As the story progresses, more and more of the mystery is revealed. The user is also given a detailed insight into the major points of history and the style of social life between 1990 and 2079. Can you uncover the mysteries of Portal?


I love this type of Science Fiction story - consequently Portal appeals to me in a very big way. An amazing atmosphere is generated by the superb packaging, graphics and sound, and when you get into the story it's difficult to stop and go and do something else.

The sheer depth of the program is absolutely incredible - there's a hundred year summary of history with detailed files of the major events, personality profiles, personality event files and, of course, there's the mystery of the disappearing humans to uncover. What may put people off buying this program is the fact that it's not a computer game: it's an interactive computer novel where you move along a set track. Consequently, you can't really influence the action, but it does feel more like you're being dictated instructions by Homer and acting under his guidance.

Another point to argue is that once you've played it through, you won't want to play it again. But can't the same be said about books or films?

Anyway, when you consider that it took around five and a half hours solid playing to finish one side of a disk you can't really moan too much about short-term appeal. I think this is one of the best programs I've played in a long time. Alright, so it's twenty quid, but this is fifty times better than many games we've seen recently which cost half as much. If you've got a disk drive and are into pretentious Science Fiction, this is definitely worth looking up.


I'm not surprised that it took two years to produce this unique binary novel - it's obvious that a lot of thought and work has gone into it just from the superbly atmospheric title sequence, and there are five disk-sides worth of story to plough through!

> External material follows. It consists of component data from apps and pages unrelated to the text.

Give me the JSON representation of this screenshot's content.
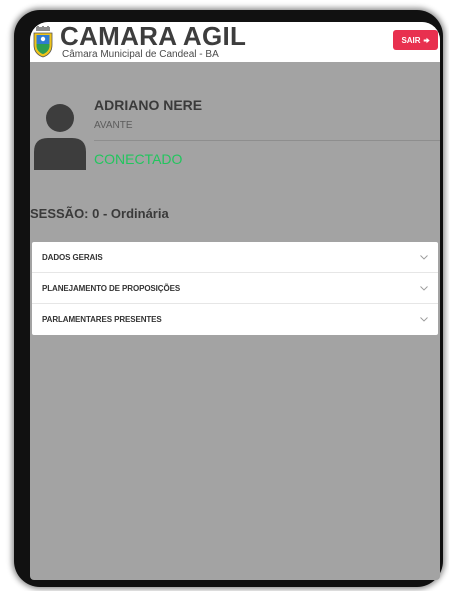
{
  "header": {
    "title": "CAMARA AGIL",
    "subtitle": "Câmara Municipal de Candeal - BA",
    "logout_label": "SAIR",
    "logout_color": "#e8304f",
    "logo_icon": "coat-of-arms-icon"
  },
  "profile": {
    "name": "ADRIANO NERE",
    "party": "AVANTE",
    "status": "CONECTADO",
    "status_color": "#22c55e",
    "avatar_icon": "user-silhouette-icon"
  },
  "session": {
    "title": "SESSÃO: 0 - Ordinária"
  },
  "accordion": {
    "items": [
      {
        "label": "DADOS GERAIS",
        "icon": "chevron-down-icon"
      },
      {
        "label": "PLANEJAMENTO DE PROPOSIÇÕES",
        "icon": "chevron-down-icon"
      },
      {
        "label": "PARLAMENTARES PRESENTES",
        "icon": "chevron-down-icon"
      }
    ]
  }
}
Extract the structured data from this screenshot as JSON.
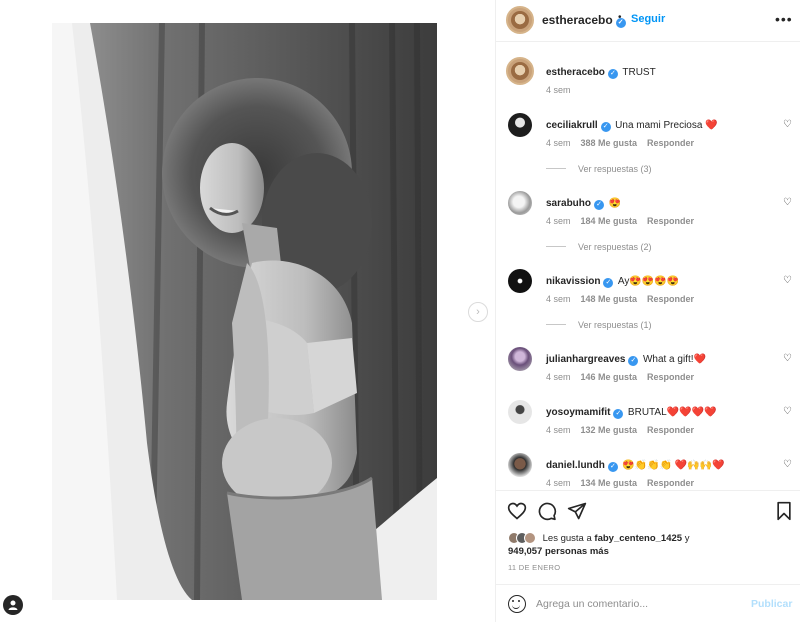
{
  "post": {
    "username": "estheracebo",
    "follow_label": "Seguir",
    "more_icon": "more-options-icon",
    "caption": {
      "username": "estheracebo",
      "text": "TRUST",
      "time": "4 sem"
    }
  },
  "comments": [
    {
      "user": "ceciliakrull",
      "text": "Una mami Preciosa ❤️",
      "time": "4 sem",
      "likes": "388 Me gusta",
      "reply": "Responder",
      "view_replies": "Ver respuestas (3)"
    },
    {
      "user": "sarabuho",
      "text": "😍",
      "time": "4 sem",
      "likes": "184 Me gusta",
      "reply": "Responder",
      "view_replies": "Ver respuestas (2)"
    },
    {
      "user": "nikavission",
      "text": "Ay😍😍😍😍",
      "time": "4 sem",
      "likes": "148 Me gusta",
      "reply": "Responder",
      "view_replies": "Ver respuestas (1)"
    },
    {
      "user": "julianhargreaves",
      "text": "What a gift!❤️",
      "time": "4 sem",
      "likes": "146 Me gusta",
      "reply": "Responder"
    },
    {
      "user": "yosoymamifit",
      "text": "BRUTAL❤️❤️❤️❤️",
      "time": "4 sem",
      "likes": "132 Me gusta",
      "reply": "Responder"
    },
    {
      "user": "daniel.lundh",
      "text": "😍👏👏👏 ❤️🙌🙌❤️",
      "time": "4 sem",
      "likes": "134 Me gusta",
      "reply": "Responder"
    }
  ],
  "likes": {
    "prefix": "Les gusta a",
    "first_user": "faby_centeno_1425",
    "connector": "y",
    "count": "949,057 personas más"
  },
  "date": "11 DE ENERO",
  "comment_box": {
    "placeholder": "Agrega un comentario...",
    "publish_label": "Publicar"
  },
  "colors": {
    "accent": "#0095f6",
    "verified": "#3897f0",
    "publish_disabled": "#b2dffc",
    "muted": "#8e8e8e"
  }
}
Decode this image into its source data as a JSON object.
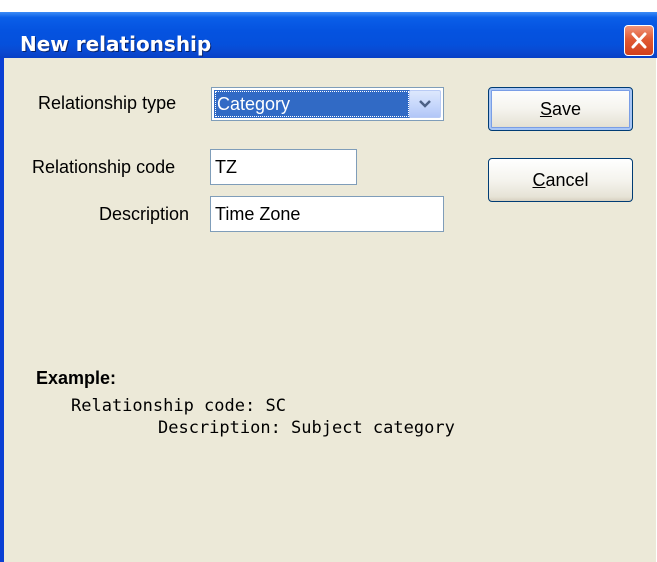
{
  "window": {
    "title": "New relationship",
    "close_icon": "close-icon"
  },
  "form": {
    "relationship_type": {
      "label": "Relationship type",
      "value": "Category"
    },
    "relationship_code": {
      "label": "Relationship code",
      "value": "TZ"
    },
    "description": {
      "label": "Description",
      "value": "Time Zone"
    }
  },
  "buttons": {
    "save": {
      "mnemonic": "S",
      "rest": "ave"
    },
    "cancel": {
      "mnemonic": "C",
      "rest": "ancel"
    }
  },
  "example": {
    "heading": "Example:",
    "code_line": "Relationship code: SC",
    "description_line": "Description: Subject category"
  },
  "colors": {
    "title_bar": "#0553e0",
    "dialog_bg": "#ece9d8",
    "selection": "#316ac5",
    "close_button": "#e05a34"
  }
}
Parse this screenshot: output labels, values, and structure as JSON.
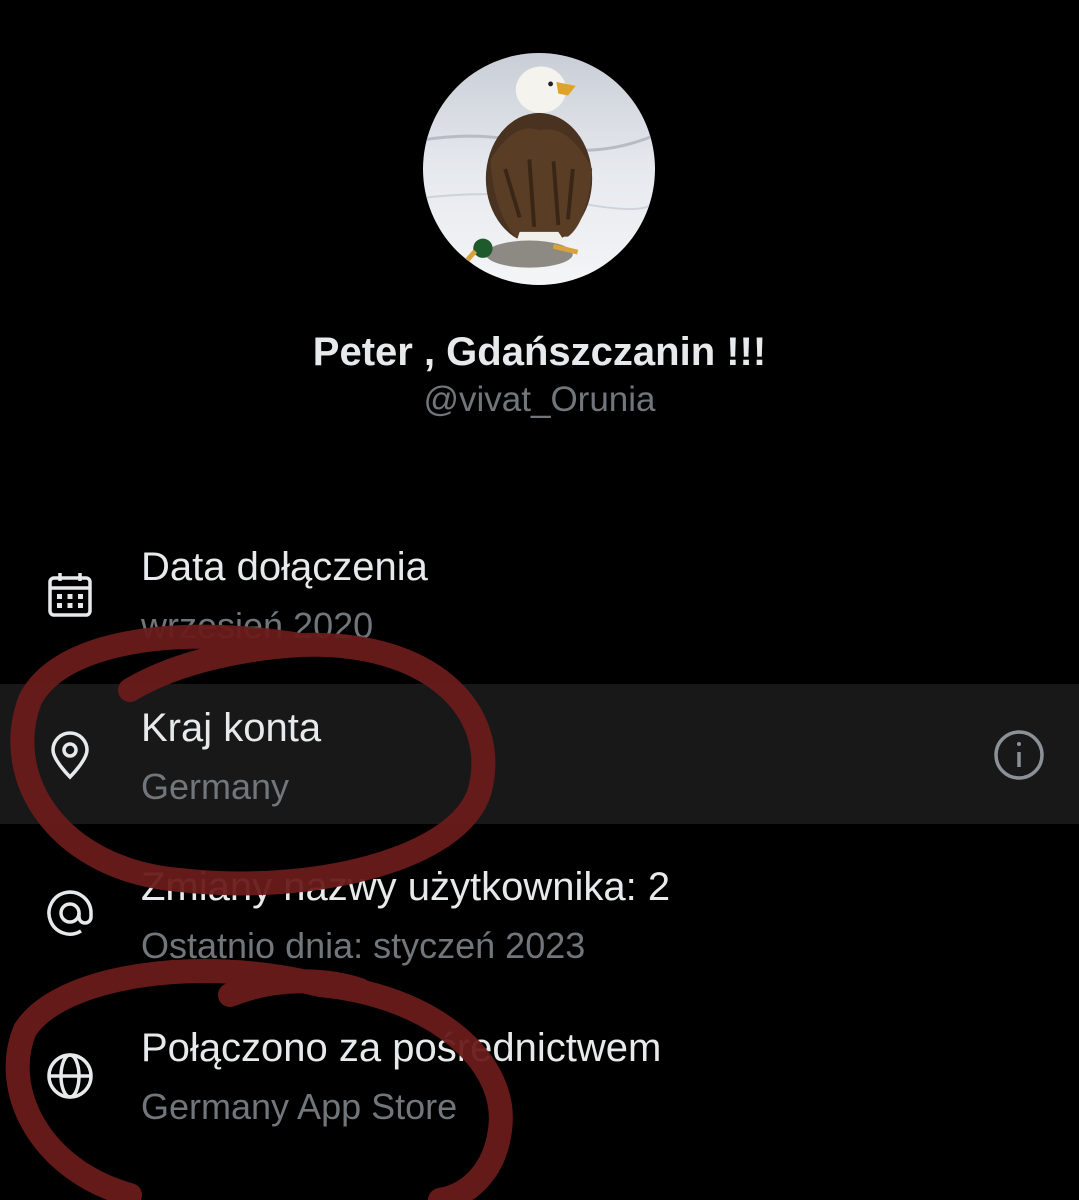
{
  "profile": {
    "display_name": "Peter , Gdańszczanin !!!",
    "handle": "@vivat_Orunia",
    "avatar_icon": "eagle-photo"
  },
  "details": [
    {
      "icon": "calendar-icon",
      "label": "Data dołączenia",
      "value": "wrzesień 2020"
    },
    {
      "icon": "location-pin-icon",
      "label": "Kraj konta",
      "value": "Germany",
      "highlighted": true,
      "action_icon": "info-icon"
    },
    {
      "icon": "at-sign-icon",
      "label": "Zmiany nazwy użytkownika: 2",
      "value": "Ostatnio dnia: styczeń 2023"
    },
    {
      "icon": "globe-icon",
      "label": "Połączono za pośrednictwem",
      "value": "Germany App Store"
    }
  ],
  "colors": {
    "background": "#000000",
    "primary_text": "#e7e9ea",
    "secondary_text": "#71767b",
    "highlight_row": "#181818",
    "annotation_marker": "#6a1b1b"
  }
}
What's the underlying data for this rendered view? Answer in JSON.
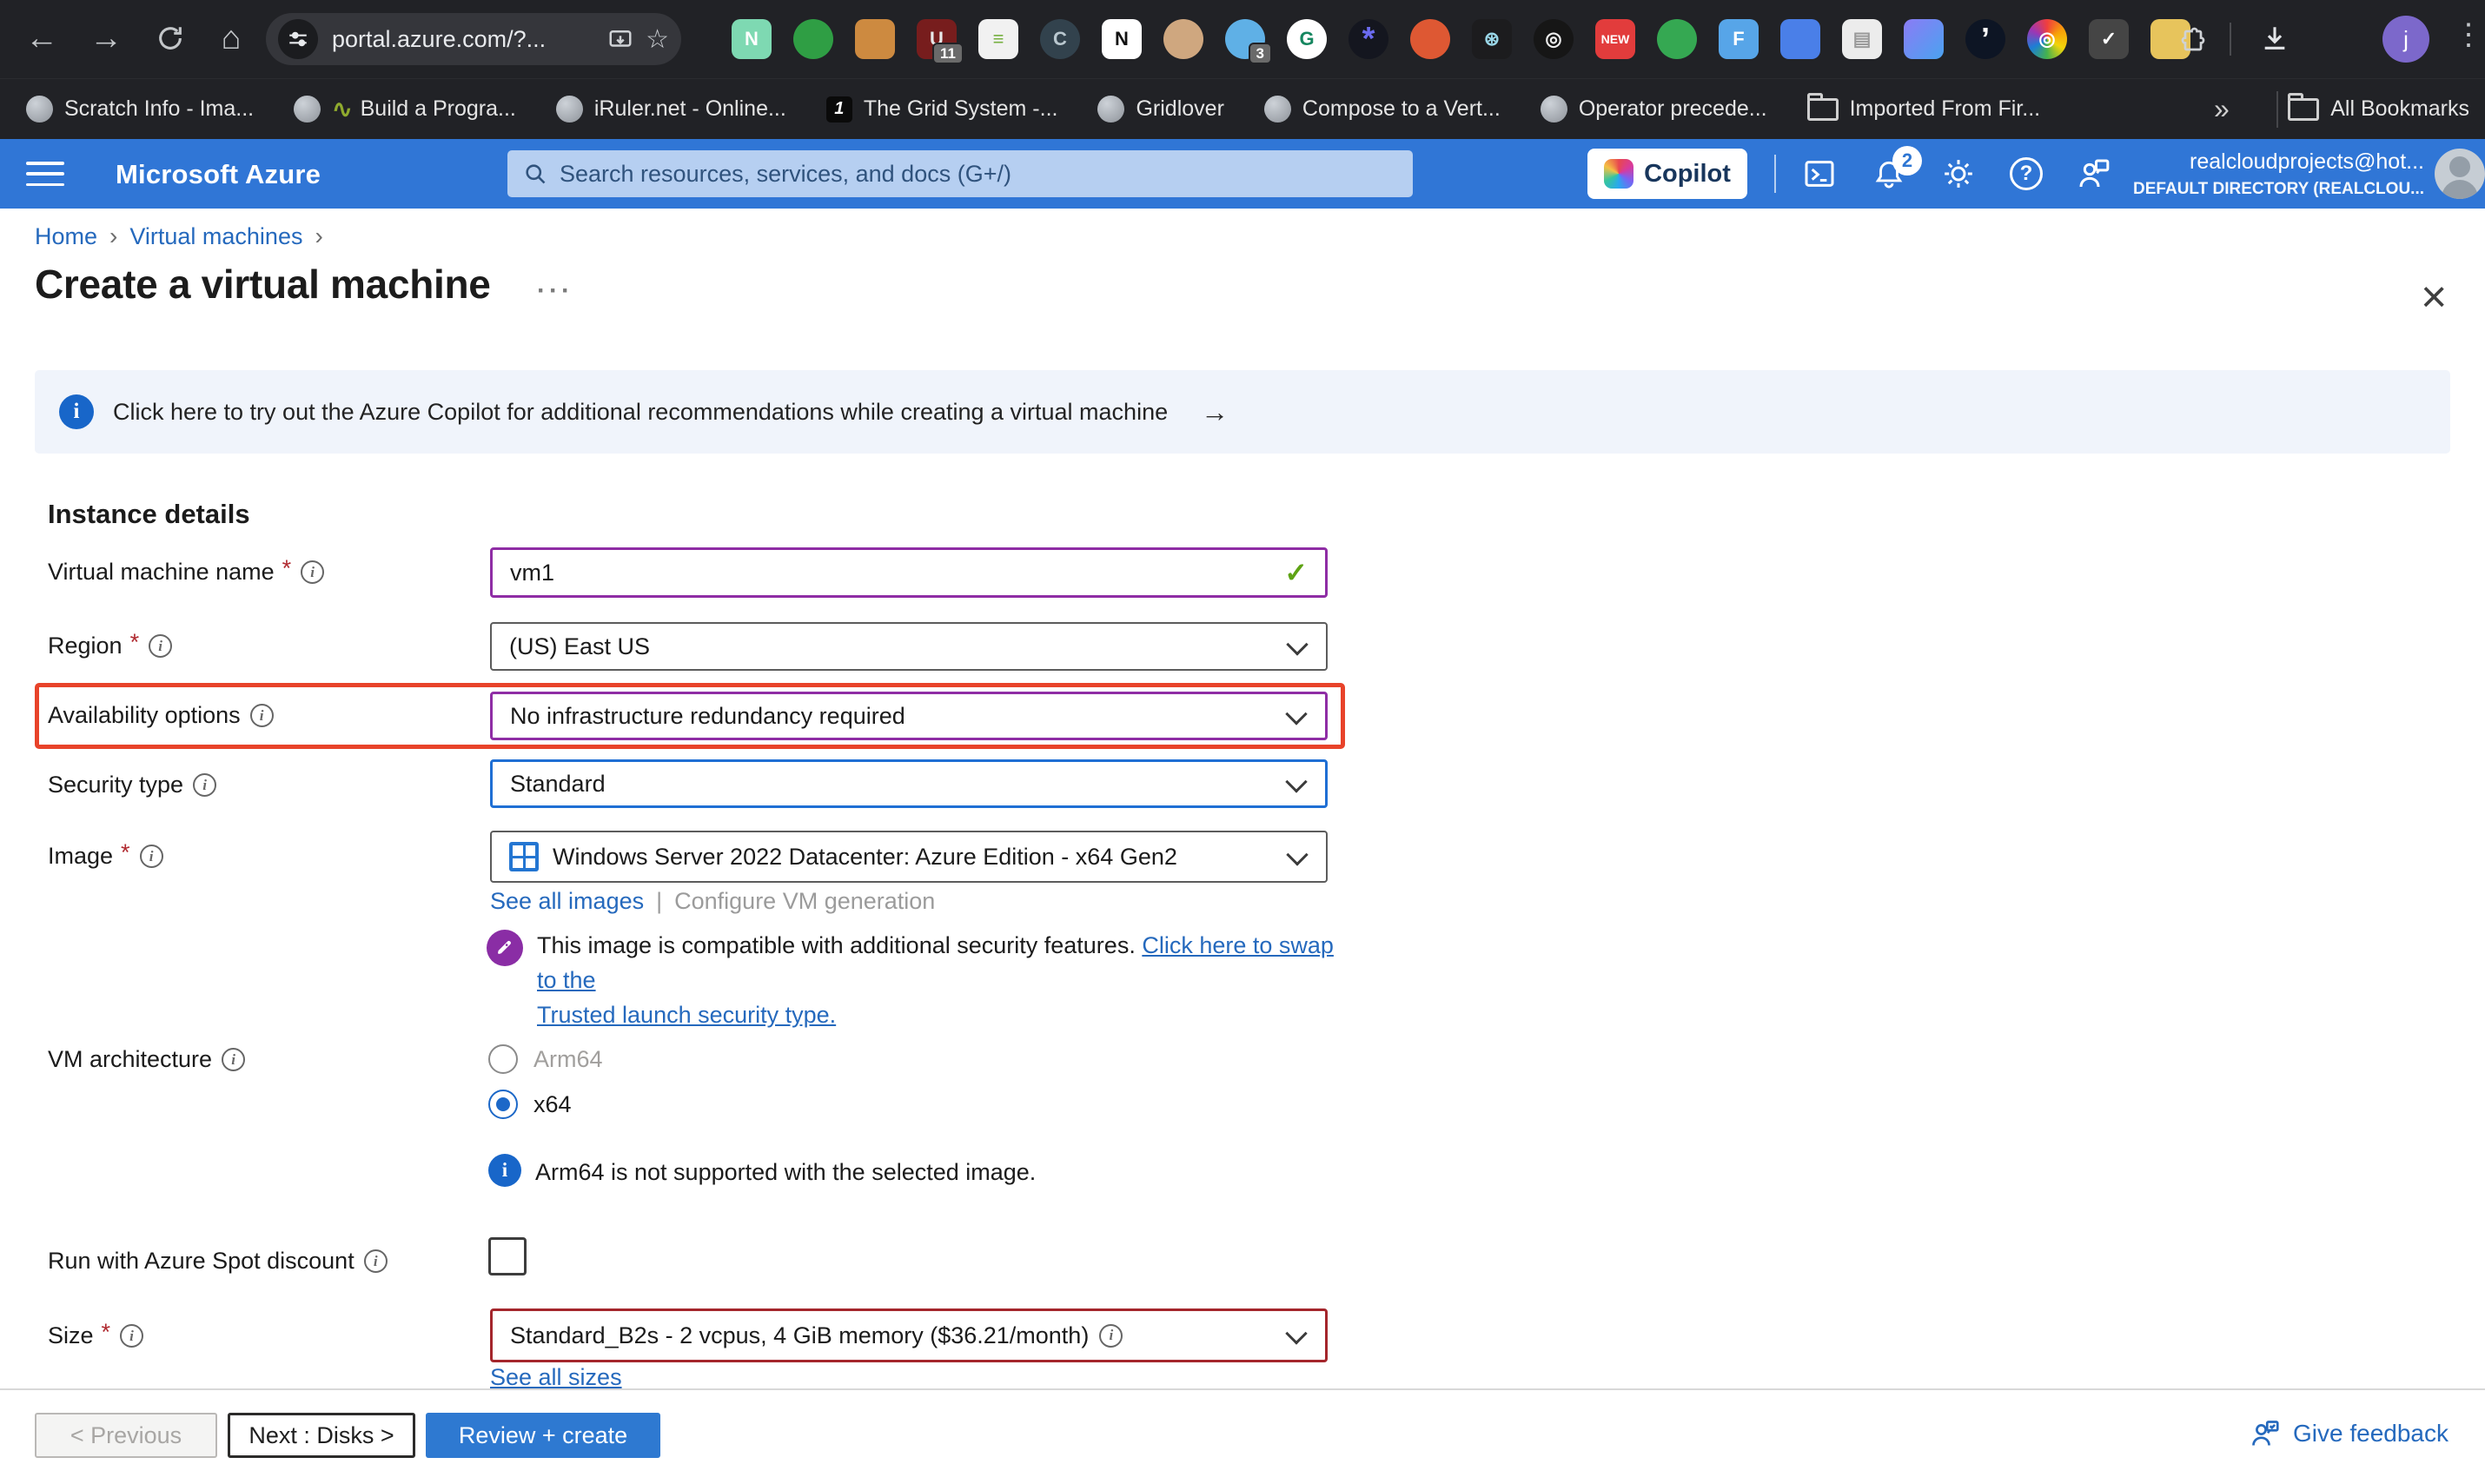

However, I found Portal very tiresome to read - mainly because it takes far too long to 'turn the pages'. I'm not overly enthralled by the story itself, either. I lost interest towards the end of side one, and by the time I reached the end of side two I was bored with the whole thing.

It's all down to your personal tastes whether you will enjoy this particular type of Science Fiction story or not. But even if you do like the story, you may well find the pace a little too slow for comfort. Full marks for effort, presentation, innovation and execution, Activision - it's a pity that the content doesn't match those qualities.


This is not a computer game, it is a computer novel - and I intend to review it as such. Science Fiction is basically a cinematic art, and only lends itself well to literature in certain forms. For instance an action-packed science western such as 'Return Of The Jedi' would not be a particularly good read, whereas a tense atmospheric space thriller along the lines of 'Alien' can transfer beautifully from screen to printed page.

Portal is certainly closer to the latter - yet for some reason it doesn't work. I'm not sure if this is meant to be interactive - if it is, well that's like saying that changing the pages of a paperback gets you involved in the action!

Portal contains very little atmosphere, moves slowly and builds to an inevitable conclusion with little help (or for that matter, hindrance) from the user. If you are a real enthusiast of the Science Fiction novel it may be worth your while checking this out. Having said that, think of all the Isaac Asimov and Harry Harrison novels you could buy for twenty quid - then make your decision.


Portal is not a game, it is a computer novel. It would be unfair to compare it in any way with the type of program we normally review - thus there are no ratings.

There is no Sizzler or Gold Medal award either, as we felt that Portal didn't reach a high enough standard. The three comments are intended as a guideline.